Correcting the building of new releases

After taking a short break to accompany my 93-year-old dad to Japan, and hike Mount Fuji, I’m going to address the build issues for releases. Undoubtedly one reason why some haven’t gotten Campy to work ( is that the releases are from my build machine. Yes, I am not naive. I knew this was a problem but hadn’t any money to buy a new cheap machine to do builds. This is finally being corrected with the purchase of new AMD Ryzen hardware and Quadro card.

New release, same ol’ same ol’

I have been trying a few things, and unfortunately, Campy crashes and burns in some cases due to CCTOR initialization order. E.g.,

Executing cctor System.Void System.Console::.cctor()
Executing cctor System.Void System.Environment::.cctor()
Executing cctor System.Void System.String::.cctor()
Executing cctor System.Void System.NumberFormatter::.cctor()
Executing cctor System.Void System.Globalization.NumberFormatInfo::.cctor()
Executing cctor System.Void System.NumberFormatter/NumberStore::.cctor()
Executing cctor System.Void System.Globalization.CultureInfo::.cctor()

To check, you can set a compiler option to turn on tracing of the CCTOR calls calling¬†Campy.Utils.Options.Set(“trace-cctors”); right before calling Campy.Parallel.For(). If it doesn’t say¬†“Done with cctors”, you can probably be sure that’s the problem. Anyways, I fixed that problem by reordering the calls. I then found out that despite my best efforts in generics, the compiler messes up on generics (in List.cs). In this code, it creates an array with the wrong element type:

public List(int capacity) {
	if (capacity < 0) {
		throw new ArgumentOutOfRangeException("capacity");
	this.items = new T[capacity];
	this.size = 0;

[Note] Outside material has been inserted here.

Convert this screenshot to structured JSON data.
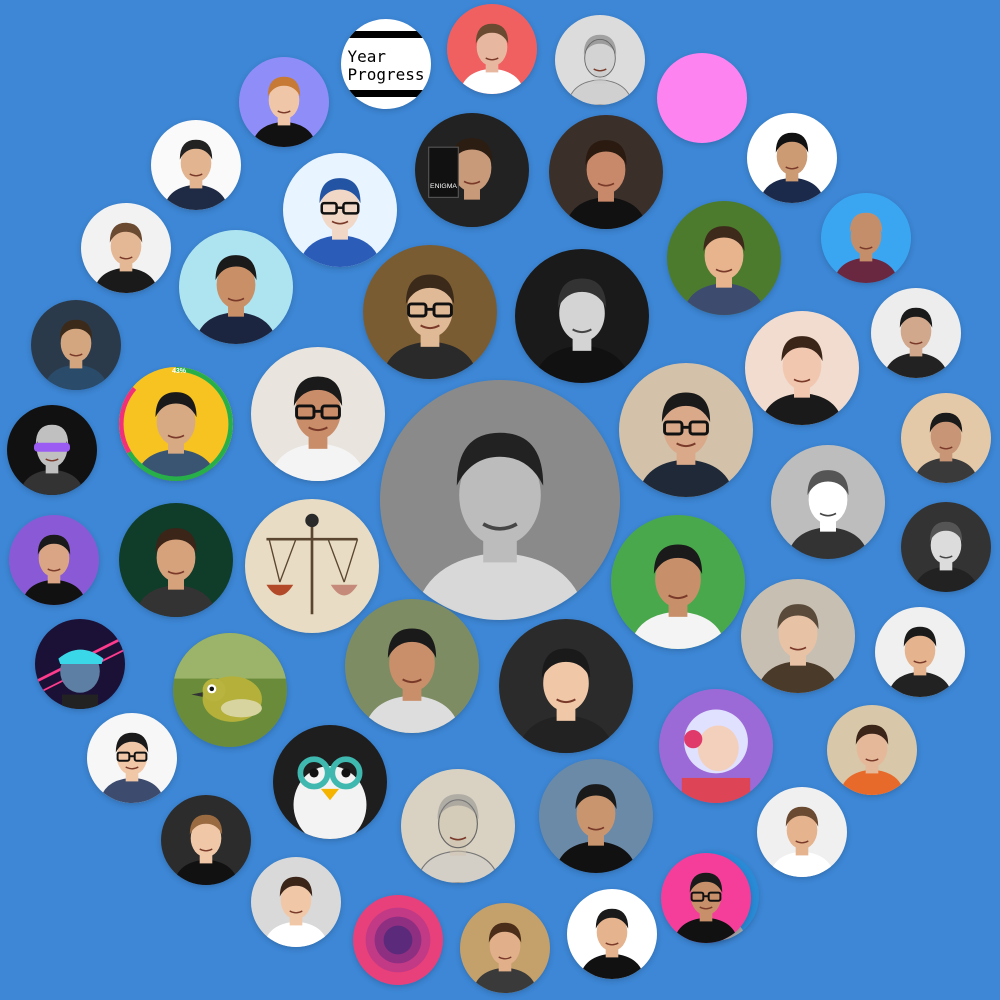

I know the fix, but I just won’t be able to address it for a couple weeks–going on vaca. But, I checked in some code changes that improve on the compiler generated names of methods.

Enjoy. –Ken